Marketing practices by infant formula companies could contribute to the decline in breastfeeding rates. While there are strict regulations in Europe to prevent the promotion and advertising of infant formula, studies have suggested that some subtle forms of marketing still take place. This includes distributing free formula samples, sponsoring healthcare professionals’ education, or using product labels that resemble breast milk (Brown et al., 2012; WHO, 2016).

Some societal perceptions and challenges related to breastfeeding in public settings may also influence the decline in breastfeeding rates. Women may feel uncomfortable breastfeeding in public due to societal stigma, lack of appropriate facilities, or concerns about indecency. Such challenges may discourage mothers from initiating or continuing breastfeeding in public spaces (Lakshman et al., 2017).

To accurately assess the decline in breastfeeding rates across Europe and understand the factors influencing these rates, it is essential to examine the current statistics and data.

According to the “World Breastfeeding Trends Initiative (WBTi)” report, European countries vary in their breastfeeding rates.
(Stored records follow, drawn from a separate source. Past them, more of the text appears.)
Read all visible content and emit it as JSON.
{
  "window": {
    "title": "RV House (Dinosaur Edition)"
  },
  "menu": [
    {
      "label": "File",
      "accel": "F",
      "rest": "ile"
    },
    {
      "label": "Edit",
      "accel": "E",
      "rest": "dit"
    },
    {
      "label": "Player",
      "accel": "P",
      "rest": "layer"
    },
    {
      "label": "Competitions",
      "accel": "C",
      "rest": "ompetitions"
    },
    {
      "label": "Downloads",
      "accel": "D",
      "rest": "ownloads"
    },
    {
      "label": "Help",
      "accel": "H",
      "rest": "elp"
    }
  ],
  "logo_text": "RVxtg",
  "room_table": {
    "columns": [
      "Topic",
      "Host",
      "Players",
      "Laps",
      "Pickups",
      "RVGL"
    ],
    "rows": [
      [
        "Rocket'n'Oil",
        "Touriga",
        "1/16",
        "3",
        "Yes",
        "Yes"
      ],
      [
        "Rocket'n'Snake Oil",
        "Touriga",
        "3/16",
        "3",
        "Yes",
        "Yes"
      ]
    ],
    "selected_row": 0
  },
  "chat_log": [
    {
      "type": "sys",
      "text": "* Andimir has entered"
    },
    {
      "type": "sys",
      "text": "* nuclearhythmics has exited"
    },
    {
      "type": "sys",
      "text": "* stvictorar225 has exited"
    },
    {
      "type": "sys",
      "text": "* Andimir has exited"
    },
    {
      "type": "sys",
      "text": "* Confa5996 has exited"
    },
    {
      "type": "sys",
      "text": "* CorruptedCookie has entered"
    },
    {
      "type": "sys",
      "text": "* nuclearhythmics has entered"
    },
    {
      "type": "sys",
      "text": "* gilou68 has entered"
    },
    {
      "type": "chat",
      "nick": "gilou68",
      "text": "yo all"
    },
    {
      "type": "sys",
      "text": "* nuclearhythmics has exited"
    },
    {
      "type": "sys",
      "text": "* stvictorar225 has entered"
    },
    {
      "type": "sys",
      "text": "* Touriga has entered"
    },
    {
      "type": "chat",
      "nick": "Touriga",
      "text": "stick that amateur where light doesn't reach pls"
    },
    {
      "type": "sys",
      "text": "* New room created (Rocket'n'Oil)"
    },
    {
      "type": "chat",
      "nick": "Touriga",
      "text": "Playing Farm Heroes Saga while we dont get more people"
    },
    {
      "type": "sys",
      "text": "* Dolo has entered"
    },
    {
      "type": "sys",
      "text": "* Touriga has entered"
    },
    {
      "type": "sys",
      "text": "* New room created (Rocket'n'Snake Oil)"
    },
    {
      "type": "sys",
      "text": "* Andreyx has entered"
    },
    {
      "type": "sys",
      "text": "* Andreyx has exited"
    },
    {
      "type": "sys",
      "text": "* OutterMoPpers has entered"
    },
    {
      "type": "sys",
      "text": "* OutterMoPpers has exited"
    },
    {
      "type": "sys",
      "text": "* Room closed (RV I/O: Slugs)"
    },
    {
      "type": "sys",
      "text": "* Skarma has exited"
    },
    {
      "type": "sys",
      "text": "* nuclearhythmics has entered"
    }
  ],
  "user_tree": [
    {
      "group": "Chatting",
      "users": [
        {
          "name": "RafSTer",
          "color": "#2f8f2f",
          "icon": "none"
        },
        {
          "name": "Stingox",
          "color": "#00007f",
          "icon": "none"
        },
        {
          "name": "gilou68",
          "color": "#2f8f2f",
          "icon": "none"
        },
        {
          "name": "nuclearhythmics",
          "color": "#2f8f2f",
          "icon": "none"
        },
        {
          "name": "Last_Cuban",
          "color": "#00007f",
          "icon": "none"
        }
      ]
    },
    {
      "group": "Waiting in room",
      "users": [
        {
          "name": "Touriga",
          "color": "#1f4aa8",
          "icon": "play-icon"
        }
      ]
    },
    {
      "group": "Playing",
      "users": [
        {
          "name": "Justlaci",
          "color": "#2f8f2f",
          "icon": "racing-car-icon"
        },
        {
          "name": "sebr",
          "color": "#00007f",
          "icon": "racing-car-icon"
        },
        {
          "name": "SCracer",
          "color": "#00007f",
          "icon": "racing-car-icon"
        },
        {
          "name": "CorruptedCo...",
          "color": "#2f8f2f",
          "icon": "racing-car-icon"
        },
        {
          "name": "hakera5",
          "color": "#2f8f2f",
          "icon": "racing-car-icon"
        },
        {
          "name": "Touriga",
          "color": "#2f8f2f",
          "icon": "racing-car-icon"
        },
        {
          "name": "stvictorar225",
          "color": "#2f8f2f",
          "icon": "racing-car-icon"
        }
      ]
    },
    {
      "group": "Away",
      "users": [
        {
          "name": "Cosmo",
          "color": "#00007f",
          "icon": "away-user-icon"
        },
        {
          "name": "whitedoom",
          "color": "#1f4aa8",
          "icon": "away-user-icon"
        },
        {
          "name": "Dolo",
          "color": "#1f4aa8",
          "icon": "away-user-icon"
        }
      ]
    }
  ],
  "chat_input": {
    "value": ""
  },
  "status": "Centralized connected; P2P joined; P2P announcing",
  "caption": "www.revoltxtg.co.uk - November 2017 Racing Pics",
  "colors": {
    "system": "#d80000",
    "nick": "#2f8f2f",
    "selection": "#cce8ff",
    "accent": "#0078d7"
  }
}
Some countries, such as Sweden and Norway, have relatively high rates of exclusive breastfeeding at six months, while others, like the United Kingdom and Ireland, have lower rates. The report also highlights challenges in policy implementation, monitoring, and the provision of comprehensive support systems for breastfeeding mothers across Europe (WBTi, 2018).

In conclusion, breastfeeding is widely recognized as the optimal feeding choice for infants, backed by extensive research and evidence. However, breastfeeding rates in Europe have been declining, influenced by various factors such as socio-cultural norms, economic circumstances, marketing practices, and societal challenges related to breastfeeding in public. Understanding these factors and their impact on breastfeeding rates is crucial in developing effective strategies to promote and support breastfeeding across Europe.